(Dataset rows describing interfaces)
________________
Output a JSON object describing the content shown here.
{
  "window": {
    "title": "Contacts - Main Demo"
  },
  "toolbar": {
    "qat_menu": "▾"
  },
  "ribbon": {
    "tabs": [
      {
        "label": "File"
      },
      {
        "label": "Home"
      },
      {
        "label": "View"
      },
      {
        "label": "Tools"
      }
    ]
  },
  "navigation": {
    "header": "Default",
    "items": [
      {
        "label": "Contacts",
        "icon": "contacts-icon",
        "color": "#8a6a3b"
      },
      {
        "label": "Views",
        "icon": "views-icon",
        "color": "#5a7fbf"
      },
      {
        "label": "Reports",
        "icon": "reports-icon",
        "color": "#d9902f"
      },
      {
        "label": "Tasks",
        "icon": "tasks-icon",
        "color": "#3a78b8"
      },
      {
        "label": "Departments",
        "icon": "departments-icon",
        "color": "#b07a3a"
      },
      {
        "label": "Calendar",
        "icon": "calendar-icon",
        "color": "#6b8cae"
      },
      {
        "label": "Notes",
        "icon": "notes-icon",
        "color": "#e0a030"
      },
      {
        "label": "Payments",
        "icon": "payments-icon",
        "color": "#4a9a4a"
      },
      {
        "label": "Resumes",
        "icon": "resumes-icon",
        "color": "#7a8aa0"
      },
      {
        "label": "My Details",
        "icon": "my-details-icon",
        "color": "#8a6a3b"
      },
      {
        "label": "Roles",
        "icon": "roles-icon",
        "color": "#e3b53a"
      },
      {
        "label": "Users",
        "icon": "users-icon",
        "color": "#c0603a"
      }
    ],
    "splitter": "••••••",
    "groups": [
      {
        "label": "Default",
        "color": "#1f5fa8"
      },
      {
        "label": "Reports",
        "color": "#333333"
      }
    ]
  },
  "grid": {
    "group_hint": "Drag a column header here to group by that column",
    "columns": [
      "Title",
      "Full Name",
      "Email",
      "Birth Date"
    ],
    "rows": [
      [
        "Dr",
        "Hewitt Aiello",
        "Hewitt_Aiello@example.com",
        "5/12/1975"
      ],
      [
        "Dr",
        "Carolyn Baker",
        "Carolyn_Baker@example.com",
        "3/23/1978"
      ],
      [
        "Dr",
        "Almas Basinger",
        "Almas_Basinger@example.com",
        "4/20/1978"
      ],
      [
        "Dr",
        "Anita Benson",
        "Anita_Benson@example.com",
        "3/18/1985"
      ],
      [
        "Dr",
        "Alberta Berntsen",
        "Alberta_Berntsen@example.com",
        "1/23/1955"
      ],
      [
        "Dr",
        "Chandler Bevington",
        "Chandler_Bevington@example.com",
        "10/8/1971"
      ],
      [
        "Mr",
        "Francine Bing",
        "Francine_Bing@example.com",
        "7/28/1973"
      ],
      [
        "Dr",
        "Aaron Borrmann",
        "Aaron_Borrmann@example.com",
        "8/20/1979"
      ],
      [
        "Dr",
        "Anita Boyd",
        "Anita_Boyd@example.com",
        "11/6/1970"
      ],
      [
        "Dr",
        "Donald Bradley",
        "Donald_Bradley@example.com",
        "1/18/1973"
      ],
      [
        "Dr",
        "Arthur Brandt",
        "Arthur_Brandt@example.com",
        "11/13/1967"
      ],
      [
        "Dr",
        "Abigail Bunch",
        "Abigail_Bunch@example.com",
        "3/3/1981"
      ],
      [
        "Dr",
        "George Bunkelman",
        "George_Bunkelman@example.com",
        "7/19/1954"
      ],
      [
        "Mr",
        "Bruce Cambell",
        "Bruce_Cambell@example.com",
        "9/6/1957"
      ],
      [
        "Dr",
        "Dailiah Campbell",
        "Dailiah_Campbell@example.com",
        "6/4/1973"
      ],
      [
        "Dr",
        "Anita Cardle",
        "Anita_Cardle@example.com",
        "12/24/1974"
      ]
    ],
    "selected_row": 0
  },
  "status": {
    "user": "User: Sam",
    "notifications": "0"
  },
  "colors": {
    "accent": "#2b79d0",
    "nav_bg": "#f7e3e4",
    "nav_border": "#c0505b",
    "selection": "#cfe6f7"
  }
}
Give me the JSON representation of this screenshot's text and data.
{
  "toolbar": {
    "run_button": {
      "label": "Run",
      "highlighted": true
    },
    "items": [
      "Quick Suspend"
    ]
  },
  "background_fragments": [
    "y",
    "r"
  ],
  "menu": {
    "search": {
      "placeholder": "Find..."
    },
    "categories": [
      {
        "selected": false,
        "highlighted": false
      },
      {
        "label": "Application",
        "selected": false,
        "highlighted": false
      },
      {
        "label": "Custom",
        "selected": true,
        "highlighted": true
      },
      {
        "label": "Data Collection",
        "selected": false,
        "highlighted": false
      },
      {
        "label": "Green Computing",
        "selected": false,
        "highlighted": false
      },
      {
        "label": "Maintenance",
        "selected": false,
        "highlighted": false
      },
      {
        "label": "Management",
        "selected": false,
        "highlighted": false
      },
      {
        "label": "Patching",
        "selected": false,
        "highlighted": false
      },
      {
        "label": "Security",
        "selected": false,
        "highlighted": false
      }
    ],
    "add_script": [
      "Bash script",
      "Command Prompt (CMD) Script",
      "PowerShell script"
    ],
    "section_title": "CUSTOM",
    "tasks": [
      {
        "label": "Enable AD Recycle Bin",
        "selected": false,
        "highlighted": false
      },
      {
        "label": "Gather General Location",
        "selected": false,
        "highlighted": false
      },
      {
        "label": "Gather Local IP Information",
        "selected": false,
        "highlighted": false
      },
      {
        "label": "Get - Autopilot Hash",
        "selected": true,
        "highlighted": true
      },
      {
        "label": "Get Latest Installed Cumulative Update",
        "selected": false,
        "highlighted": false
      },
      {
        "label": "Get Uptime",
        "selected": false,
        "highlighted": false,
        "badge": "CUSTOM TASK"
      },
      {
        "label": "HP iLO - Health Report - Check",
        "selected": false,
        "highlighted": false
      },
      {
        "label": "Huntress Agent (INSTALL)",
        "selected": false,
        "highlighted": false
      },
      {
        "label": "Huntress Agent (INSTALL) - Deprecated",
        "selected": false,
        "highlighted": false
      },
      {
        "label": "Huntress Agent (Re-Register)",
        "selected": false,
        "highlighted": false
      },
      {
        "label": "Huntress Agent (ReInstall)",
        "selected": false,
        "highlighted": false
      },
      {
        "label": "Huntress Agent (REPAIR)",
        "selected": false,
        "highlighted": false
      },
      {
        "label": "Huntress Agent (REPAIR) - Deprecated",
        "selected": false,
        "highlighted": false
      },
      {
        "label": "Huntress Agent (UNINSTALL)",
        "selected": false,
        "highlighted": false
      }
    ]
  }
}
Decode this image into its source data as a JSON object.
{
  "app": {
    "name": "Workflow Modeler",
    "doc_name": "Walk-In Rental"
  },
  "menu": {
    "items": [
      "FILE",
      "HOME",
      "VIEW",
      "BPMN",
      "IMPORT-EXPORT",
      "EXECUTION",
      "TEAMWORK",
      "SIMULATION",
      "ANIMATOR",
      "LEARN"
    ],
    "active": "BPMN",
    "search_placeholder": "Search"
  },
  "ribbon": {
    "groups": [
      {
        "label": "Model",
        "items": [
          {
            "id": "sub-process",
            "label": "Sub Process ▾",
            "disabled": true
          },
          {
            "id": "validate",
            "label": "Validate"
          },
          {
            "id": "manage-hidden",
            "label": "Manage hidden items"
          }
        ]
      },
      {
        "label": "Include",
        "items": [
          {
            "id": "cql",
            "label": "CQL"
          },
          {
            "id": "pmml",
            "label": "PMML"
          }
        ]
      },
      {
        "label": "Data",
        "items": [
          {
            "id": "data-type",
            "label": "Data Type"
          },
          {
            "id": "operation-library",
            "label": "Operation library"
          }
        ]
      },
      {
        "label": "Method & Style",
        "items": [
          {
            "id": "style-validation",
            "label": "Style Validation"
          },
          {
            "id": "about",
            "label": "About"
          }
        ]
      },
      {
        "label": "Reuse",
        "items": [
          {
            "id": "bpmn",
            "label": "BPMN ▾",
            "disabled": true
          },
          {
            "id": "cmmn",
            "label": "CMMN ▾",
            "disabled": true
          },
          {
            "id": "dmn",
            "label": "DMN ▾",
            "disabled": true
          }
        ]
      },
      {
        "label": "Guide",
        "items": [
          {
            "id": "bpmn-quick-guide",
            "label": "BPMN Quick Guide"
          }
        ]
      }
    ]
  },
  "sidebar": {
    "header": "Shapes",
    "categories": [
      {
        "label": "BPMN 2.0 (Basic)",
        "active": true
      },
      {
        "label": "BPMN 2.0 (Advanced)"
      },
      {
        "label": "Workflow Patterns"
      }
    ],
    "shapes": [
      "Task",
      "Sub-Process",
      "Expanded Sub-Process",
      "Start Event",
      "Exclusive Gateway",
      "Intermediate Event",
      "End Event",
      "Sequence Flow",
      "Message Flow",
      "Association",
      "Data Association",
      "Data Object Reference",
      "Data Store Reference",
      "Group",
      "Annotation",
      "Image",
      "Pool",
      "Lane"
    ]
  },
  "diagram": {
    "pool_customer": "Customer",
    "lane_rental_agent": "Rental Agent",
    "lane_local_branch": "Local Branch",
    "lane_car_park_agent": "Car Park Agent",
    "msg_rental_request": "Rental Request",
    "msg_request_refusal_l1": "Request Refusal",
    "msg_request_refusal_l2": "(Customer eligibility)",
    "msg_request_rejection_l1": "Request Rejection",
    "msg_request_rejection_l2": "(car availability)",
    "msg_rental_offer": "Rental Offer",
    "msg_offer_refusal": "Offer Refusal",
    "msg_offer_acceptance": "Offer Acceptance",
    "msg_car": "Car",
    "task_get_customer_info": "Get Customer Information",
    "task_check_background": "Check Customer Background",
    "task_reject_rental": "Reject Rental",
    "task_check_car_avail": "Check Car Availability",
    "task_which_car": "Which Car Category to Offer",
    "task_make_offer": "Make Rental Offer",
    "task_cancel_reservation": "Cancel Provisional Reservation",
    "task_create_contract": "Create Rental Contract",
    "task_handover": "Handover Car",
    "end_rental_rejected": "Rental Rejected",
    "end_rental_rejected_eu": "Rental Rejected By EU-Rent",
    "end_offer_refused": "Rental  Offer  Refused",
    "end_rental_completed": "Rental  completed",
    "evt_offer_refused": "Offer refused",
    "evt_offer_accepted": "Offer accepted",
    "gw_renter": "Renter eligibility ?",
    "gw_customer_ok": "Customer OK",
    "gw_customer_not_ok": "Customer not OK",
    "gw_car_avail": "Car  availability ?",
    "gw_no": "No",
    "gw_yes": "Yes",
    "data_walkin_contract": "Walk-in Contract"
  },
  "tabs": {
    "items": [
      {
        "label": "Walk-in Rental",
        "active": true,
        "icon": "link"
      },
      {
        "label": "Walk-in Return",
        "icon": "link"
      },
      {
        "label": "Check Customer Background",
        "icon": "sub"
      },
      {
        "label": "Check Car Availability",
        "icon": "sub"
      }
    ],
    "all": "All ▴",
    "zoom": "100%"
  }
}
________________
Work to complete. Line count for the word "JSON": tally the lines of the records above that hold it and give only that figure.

Response below. 3